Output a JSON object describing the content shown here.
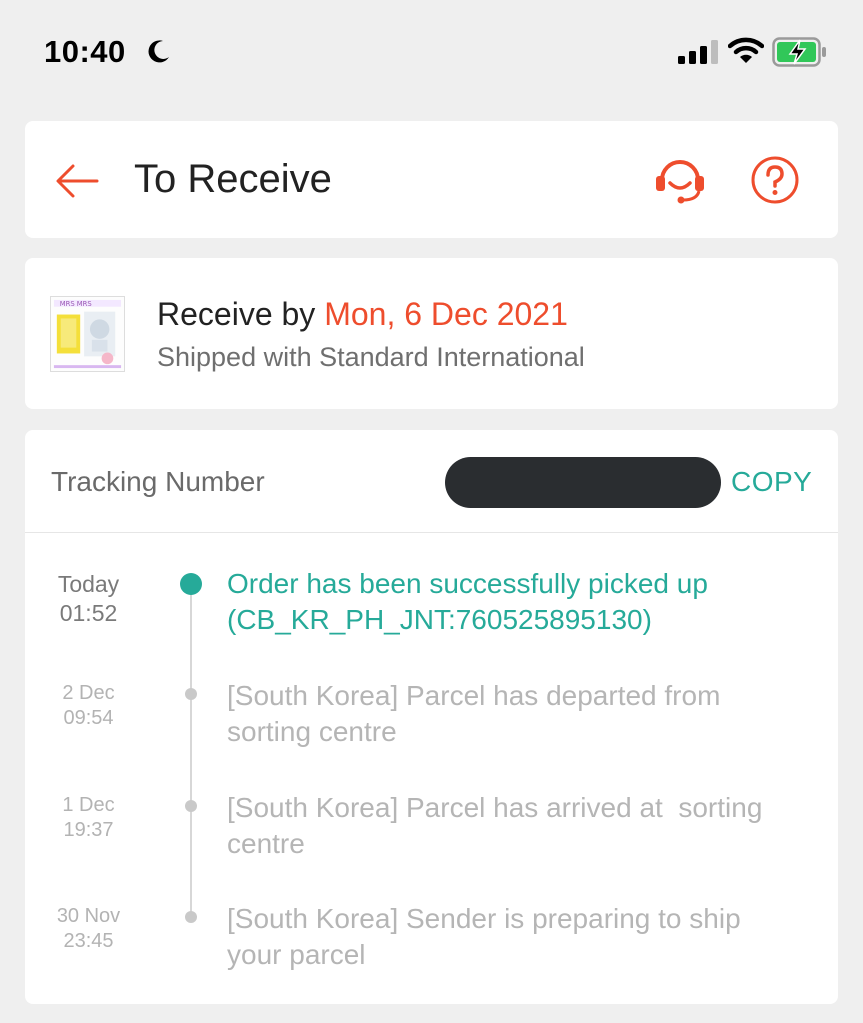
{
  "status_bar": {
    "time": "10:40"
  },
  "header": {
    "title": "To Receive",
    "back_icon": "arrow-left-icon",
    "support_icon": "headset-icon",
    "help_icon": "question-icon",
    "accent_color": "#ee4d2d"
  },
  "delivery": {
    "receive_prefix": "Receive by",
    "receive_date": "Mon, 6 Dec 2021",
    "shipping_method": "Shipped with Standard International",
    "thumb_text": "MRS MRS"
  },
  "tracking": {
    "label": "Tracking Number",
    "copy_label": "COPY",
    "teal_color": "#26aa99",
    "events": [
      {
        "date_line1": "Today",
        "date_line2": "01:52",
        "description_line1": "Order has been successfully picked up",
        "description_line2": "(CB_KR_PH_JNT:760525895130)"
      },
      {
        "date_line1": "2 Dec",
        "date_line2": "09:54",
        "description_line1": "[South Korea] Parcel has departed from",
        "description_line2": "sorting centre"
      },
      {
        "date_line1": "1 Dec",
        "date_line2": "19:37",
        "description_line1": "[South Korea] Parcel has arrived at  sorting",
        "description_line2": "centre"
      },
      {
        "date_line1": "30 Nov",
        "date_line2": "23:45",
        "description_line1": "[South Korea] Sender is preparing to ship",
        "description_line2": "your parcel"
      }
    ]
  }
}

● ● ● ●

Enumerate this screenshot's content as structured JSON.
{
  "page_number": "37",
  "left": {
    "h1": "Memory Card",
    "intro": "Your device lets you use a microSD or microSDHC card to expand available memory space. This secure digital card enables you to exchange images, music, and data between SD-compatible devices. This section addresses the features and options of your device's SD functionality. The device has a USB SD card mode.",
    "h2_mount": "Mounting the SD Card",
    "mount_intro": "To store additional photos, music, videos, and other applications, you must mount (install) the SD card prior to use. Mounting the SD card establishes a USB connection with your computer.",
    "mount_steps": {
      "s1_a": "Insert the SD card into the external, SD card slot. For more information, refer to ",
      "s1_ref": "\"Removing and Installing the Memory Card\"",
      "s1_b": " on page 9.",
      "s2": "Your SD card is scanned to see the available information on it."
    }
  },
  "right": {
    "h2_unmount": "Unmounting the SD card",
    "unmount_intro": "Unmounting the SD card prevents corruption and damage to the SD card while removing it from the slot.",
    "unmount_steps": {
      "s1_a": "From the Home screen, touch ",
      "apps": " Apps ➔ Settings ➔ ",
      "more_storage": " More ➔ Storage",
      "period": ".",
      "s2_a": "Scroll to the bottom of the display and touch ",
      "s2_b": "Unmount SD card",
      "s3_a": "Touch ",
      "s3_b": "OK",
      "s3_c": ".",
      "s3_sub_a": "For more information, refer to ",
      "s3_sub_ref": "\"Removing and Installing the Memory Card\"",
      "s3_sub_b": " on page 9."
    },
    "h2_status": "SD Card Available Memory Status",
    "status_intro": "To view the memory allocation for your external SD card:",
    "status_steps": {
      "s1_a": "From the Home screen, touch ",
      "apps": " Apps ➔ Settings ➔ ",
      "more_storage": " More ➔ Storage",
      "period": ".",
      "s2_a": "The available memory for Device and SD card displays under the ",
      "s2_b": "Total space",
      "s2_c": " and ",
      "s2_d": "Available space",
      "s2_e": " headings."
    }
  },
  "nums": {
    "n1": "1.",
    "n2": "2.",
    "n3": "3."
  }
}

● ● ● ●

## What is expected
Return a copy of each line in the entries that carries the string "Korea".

## Solution for this problem
        "description_line1": "[South Korea] Parcel has departed from",
        "description_line1": "[South Korea] Parcel has arrived at  sorting",
        "description_line1": "[South Korea] Sender is preparing to ship",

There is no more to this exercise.